He occasionally competed in the United States before moving to the Southern California circuit full-time at the end of 2014. His perseverance would soon be tested by a racing accident that sidelined him for almost four months, half of them spent in a body cast.
How did he respond? By using the time off to enrol at the Berlitz School in Pasadena to gain command of the English language.
The fortunes of the 5’3”, 116-pound jockey have risen steadily since his return. He credits Hall of Fame trainer Richard Mandella for helping him to showcase his talents.
“He had faith in me and gave me some great opportunities,” he said. “That makes a big difference.”
Prat owns Breeders’ Cup victories each of the last two years, with Obviously in the Turf Sprint in 2016 and with Battle of Midway in the Dirt Mile last year. Earlier, he finished third with Battle of Midway in the Kentucky Derby.
Prat recently won the riding title at Santa Anita, which features a talent-laden jockey colony. He is aiming for his third consecutive crown at Del Mar’s prestigious summer meet. Bottom line: His willingness to change continents paid off in a big way.
“I had lost a bit of confidence,” Prat said. “But by making that move, I forgot about what happened and just moved on.”
His mounts earned $12.3 million in 2016 and $12.6 million last year, allowing him to rank 11th nationally each time.
Not surprisingly, his father approves of his career choice. “At such a young age, to be racing at the highest levels in the world,” Frederic said, “his mother and I are very proud.”
He never pressured Flavien to follow his lead. “What I really wanted for my son was that he find a job that he was passionate about and when he woke up in the morning, he knew that his business was important to him,” he said.
Frederic retains his independence by owning at least 75 per cent of every horse he trains. He is assisted by Flavien’s brother Alexis, 22. Flavien remains emotionally and financially connected to his father’s business.
Seemingly bad luck turned very good when Andrea, a filly he partially owned with his father, had her promising racing career end prematurely due to a cut tendon. She was sent to prized stallion Timoko and her foal, Folelli, became a Group 1 winner when she took the Criterium des Jennes in February at 17-1.
Undoubtedly, Prat’s extensive knowledge of standardbreds is serving him well now.
“He’s a natural. He’s as natural a rider as you can find,” said Derek Lawson, Prat’s agent for the last four years. “Everything he does on a horse, he doesn’t even have to think about it. It’s just reactionary.”
Prat would spend countless hours riding a pony as a boy, time well spent.
“He’s got great hands,” Lawson said. “He has a great seat.”
Prat noted that thoroughbreds tend to be more high-strung than standardbreds. He also said, “At the end of the day, horses are horses.”
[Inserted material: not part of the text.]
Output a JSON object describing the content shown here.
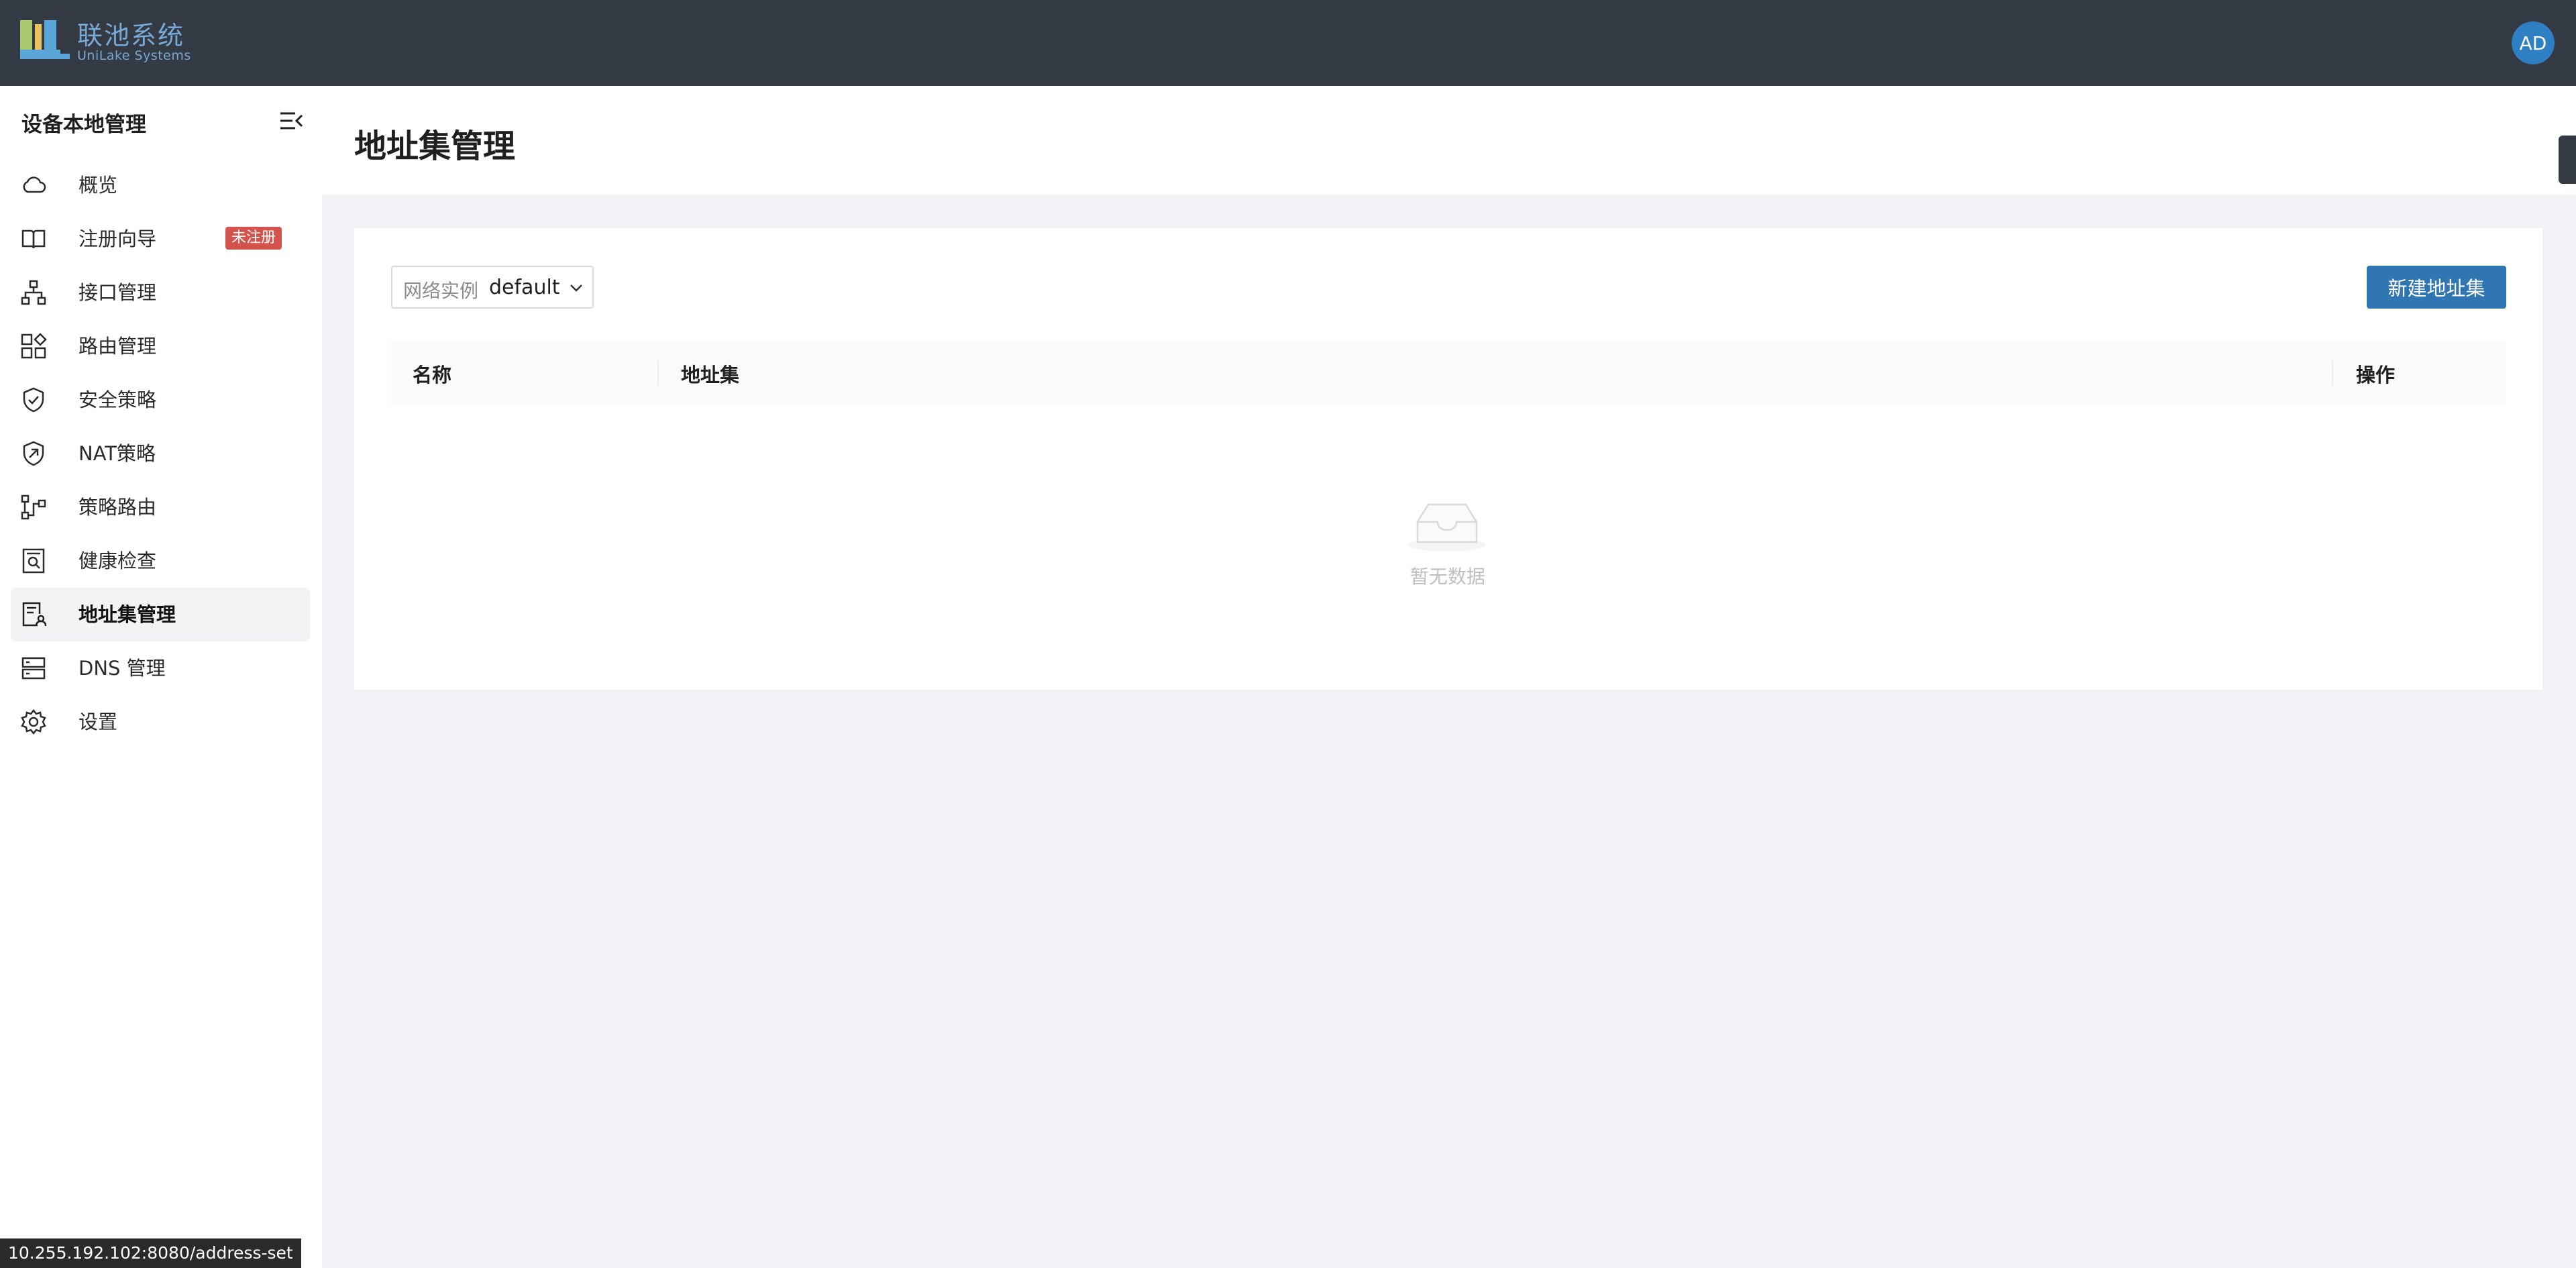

Understandably, he is setting his goals as high as they can possibly be.
“The Kentucky Derby is one of the races you’ve got to win. The big races, that’s where you want to be,” he said. “You never get enough.”